▶ Entries from a dataset of interfaces
***

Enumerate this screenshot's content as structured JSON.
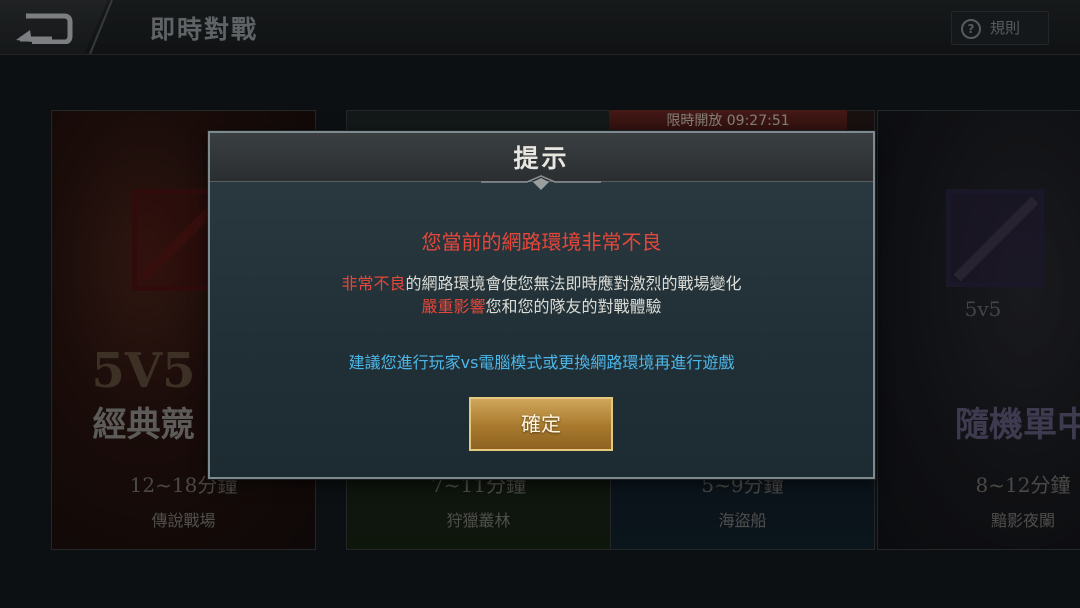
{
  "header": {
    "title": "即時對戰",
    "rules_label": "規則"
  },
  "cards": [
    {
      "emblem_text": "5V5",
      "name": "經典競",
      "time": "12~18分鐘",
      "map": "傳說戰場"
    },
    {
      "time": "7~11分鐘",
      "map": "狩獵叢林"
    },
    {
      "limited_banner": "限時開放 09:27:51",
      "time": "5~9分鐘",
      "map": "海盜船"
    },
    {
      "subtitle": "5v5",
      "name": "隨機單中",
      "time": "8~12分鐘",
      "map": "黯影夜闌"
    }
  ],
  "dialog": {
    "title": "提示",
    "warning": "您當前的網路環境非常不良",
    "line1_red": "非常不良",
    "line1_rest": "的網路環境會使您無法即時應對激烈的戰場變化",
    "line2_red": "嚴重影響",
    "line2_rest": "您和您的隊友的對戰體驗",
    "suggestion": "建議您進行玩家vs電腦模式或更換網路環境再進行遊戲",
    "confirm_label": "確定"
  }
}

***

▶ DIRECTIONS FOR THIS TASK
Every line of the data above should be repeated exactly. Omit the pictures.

▶ WRITTEN SOLUTION
Enumerate this screenshot's content as structured JSON.
{
  "header": {
    "title": "即時對戰",
    "rules_label": "規則"
  },
  "cards": [
    {
      "emblem_text": "5V5",
      "name": "經典競",
      "time": "12~18分鐘",
      "map": "傳說戰場"
    },
    {
      "time": "7~11分鐘",
      "map": "狩獵叢林"
    },
    {
      "limited_banner": "限時開放 09:27:51",
      "time": "5~9分鐘",
      "map": "海盜船"
    },
    {
      "subtitle": "5v5",
      "name": "隨機單中",
      "time": "8~12分鐘",
      "map": "黯影夜闌"
    }
  ],
  "dialog": {
    "title": "提示",
    "warning": "您當前的網路環境非常不良",
    "line1_red": "非常不良",
    "line1_rest": "的網路環境會使您無法即時應對激烈的戰場變化",
    "line2_red": "嚴重影響",
    "line2_rest": "您和您的隊友的對戰體驗",
    "suggestion": "建議您進行玩家vs電腦模式或更換網路環境再進行遊戲",
    "confirm_label": "確定"
  }
}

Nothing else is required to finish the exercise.